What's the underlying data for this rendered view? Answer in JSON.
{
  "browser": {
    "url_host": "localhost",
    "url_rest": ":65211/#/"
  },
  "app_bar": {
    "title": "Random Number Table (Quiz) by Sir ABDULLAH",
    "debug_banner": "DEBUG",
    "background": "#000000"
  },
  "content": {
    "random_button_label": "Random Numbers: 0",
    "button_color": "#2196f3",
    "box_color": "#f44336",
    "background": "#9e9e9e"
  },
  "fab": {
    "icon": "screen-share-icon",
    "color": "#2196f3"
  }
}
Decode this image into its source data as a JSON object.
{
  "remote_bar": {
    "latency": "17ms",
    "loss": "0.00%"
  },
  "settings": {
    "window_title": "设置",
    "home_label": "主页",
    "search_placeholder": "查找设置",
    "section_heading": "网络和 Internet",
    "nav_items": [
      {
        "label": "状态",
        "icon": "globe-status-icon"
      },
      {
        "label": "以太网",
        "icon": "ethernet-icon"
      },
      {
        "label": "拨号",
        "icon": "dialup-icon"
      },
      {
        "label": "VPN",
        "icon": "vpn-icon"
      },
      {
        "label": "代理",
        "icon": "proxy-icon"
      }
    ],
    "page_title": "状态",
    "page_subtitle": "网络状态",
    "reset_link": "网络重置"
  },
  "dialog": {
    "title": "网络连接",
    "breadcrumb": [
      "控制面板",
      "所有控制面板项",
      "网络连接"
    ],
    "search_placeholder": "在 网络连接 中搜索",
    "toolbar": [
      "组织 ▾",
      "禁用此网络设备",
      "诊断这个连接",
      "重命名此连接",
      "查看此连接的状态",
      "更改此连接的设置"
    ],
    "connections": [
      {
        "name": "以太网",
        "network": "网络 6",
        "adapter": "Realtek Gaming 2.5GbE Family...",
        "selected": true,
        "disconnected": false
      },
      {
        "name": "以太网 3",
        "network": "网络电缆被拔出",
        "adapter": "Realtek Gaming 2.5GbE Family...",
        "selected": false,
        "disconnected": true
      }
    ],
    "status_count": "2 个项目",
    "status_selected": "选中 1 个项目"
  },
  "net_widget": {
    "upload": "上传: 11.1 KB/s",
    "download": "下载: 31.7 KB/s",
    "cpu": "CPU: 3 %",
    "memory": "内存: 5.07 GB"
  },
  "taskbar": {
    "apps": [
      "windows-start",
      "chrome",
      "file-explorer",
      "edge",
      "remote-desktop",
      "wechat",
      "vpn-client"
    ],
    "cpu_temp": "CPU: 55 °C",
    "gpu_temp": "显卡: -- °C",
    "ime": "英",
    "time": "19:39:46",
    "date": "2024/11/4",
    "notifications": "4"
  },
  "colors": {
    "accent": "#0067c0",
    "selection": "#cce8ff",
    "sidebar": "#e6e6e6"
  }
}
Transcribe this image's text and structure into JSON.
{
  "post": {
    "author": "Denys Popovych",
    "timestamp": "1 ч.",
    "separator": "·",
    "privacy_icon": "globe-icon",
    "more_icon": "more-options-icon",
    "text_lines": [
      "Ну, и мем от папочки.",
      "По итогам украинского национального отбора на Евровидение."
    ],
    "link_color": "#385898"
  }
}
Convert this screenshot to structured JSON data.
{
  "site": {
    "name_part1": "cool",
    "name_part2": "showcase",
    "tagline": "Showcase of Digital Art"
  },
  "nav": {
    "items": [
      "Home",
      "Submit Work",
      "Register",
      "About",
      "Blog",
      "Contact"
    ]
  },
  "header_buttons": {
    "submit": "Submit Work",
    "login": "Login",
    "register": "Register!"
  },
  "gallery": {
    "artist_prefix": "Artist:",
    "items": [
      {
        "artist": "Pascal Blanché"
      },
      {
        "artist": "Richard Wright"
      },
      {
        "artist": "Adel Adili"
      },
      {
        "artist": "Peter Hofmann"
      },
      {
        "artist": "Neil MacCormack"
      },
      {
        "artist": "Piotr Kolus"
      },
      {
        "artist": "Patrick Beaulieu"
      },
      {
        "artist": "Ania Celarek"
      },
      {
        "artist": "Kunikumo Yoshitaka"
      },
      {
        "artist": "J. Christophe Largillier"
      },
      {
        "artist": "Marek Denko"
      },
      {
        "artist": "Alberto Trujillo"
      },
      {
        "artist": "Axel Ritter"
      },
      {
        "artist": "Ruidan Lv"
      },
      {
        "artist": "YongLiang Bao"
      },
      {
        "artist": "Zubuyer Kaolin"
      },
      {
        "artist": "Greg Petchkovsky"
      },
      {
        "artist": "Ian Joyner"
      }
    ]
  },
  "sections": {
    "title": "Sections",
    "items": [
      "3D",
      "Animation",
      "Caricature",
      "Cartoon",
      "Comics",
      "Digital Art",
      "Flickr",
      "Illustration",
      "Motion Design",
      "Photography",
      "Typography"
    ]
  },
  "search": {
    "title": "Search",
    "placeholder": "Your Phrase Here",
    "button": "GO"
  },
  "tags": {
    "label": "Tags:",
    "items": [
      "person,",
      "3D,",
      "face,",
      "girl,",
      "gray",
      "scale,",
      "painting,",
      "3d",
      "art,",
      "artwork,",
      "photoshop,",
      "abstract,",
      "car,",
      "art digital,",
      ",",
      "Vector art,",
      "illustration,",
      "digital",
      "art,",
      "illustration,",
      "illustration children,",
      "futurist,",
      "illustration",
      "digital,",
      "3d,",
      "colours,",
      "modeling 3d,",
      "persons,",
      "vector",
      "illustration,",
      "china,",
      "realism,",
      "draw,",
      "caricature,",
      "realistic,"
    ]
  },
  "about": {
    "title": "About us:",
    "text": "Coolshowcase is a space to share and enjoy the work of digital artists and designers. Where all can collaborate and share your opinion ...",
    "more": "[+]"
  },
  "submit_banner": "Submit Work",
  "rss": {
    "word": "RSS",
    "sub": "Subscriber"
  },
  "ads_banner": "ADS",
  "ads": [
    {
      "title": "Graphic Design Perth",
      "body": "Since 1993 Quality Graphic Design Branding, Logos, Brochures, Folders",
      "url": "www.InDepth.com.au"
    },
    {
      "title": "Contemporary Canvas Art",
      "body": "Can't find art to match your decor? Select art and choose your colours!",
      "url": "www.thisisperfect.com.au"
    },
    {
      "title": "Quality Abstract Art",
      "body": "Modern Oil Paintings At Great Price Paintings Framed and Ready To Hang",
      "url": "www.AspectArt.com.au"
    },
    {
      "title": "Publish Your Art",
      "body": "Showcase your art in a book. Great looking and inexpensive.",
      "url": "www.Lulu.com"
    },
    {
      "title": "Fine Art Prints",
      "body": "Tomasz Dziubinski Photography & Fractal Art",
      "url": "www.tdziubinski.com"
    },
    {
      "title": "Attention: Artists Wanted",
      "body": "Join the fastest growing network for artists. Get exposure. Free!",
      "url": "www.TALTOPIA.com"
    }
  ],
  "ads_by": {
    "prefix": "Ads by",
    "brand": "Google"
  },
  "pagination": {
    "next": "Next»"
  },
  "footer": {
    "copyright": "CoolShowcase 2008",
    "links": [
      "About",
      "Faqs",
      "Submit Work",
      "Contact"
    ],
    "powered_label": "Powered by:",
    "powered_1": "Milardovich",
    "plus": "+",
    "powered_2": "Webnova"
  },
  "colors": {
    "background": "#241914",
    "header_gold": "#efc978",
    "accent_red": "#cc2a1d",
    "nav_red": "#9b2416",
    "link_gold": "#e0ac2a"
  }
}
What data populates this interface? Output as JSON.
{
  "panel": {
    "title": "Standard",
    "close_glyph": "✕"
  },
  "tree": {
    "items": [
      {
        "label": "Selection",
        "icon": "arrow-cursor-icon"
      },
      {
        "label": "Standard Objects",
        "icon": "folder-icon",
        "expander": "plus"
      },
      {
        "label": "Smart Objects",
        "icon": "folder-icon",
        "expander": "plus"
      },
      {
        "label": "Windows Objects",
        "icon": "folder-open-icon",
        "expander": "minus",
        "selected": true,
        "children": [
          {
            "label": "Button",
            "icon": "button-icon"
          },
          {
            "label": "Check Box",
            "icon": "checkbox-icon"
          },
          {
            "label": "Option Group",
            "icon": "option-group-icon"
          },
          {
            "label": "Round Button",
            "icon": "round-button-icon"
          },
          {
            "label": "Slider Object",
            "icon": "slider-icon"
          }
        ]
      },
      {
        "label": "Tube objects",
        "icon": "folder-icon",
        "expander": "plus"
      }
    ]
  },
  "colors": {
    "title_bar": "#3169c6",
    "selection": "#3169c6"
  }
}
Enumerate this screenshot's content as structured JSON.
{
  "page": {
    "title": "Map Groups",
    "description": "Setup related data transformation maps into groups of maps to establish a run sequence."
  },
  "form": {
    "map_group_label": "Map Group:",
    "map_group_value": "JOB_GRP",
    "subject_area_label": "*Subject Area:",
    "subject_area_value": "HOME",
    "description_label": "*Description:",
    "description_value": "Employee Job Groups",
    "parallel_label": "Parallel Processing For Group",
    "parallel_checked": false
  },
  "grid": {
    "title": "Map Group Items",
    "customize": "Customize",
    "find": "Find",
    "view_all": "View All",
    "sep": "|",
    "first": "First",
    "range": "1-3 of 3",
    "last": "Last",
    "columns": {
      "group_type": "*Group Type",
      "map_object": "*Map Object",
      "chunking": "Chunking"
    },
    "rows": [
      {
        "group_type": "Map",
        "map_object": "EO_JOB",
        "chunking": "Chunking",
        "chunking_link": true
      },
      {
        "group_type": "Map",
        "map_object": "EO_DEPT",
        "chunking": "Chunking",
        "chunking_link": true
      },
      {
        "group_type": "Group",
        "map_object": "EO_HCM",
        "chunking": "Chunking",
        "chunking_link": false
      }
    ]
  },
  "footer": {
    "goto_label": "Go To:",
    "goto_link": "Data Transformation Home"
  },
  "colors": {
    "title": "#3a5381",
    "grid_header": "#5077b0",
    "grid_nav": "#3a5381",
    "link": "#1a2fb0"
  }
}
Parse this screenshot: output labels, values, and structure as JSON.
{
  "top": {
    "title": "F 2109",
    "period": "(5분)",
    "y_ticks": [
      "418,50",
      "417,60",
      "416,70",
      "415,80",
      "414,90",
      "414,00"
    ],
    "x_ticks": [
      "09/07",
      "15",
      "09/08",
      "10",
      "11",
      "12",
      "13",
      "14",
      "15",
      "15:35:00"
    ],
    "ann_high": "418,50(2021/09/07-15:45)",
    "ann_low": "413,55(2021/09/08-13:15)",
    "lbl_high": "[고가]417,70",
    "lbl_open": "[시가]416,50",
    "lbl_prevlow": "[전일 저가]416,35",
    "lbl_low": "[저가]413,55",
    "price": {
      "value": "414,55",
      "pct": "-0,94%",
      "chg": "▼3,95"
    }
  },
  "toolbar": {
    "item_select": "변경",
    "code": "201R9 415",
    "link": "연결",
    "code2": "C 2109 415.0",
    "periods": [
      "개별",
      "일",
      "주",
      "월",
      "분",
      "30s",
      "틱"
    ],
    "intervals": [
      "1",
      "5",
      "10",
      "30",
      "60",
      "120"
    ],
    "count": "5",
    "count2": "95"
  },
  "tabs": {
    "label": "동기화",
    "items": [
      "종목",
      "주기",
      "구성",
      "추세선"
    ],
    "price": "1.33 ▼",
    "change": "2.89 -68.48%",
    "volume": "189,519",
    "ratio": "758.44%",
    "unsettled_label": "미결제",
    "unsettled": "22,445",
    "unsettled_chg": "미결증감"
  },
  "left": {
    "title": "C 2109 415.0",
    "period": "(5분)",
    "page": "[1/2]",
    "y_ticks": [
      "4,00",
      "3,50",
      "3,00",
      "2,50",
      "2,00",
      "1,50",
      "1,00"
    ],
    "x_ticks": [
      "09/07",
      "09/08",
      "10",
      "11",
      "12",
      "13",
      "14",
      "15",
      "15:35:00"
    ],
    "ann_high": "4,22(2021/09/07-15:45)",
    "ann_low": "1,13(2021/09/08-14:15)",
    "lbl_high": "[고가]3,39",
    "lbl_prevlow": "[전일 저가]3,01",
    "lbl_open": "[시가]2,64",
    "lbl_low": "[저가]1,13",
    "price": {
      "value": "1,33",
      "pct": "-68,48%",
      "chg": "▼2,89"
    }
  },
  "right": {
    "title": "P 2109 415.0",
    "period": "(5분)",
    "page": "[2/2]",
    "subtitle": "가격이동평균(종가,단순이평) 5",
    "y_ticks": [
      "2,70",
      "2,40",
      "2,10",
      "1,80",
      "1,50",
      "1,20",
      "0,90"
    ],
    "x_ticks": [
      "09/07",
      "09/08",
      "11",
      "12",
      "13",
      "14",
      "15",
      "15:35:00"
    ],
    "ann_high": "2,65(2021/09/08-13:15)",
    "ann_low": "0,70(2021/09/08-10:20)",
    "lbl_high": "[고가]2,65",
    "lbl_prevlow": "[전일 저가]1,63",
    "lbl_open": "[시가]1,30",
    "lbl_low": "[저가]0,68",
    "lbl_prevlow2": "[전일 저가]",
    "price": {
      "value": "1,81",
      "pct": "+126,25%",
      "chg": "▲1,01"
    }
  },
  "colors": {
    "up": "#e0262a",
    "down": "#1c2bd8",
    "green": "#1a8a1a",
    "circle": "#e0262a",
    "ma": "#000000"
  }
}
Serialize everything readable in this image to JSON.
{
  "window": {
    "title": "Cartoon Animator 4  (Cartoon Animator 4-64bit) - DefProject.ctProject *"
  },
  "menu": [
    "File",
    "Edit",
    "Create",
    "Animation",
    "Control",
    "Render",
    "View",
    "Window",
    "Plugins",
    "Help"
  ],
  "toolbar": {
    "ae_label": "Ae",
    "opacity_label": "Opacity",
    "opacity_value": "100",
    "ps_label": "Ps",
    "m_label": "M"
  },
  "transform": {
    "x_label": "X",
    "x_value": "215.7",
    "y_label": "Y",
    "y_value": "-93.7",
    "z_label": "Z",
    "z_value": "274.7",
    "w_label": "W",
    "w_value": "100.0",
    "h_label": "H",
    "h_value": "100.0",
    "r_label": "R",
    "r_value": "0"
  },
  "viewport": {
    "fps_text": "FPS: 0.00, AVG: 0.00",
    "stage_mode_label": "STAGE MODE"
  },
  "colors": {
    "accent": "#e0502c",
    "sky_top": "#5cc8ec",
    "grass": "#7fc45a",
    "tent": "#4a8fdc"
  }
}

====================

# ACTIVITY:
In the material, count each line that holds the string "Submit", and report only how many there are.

# EXERCISE RESULT:
4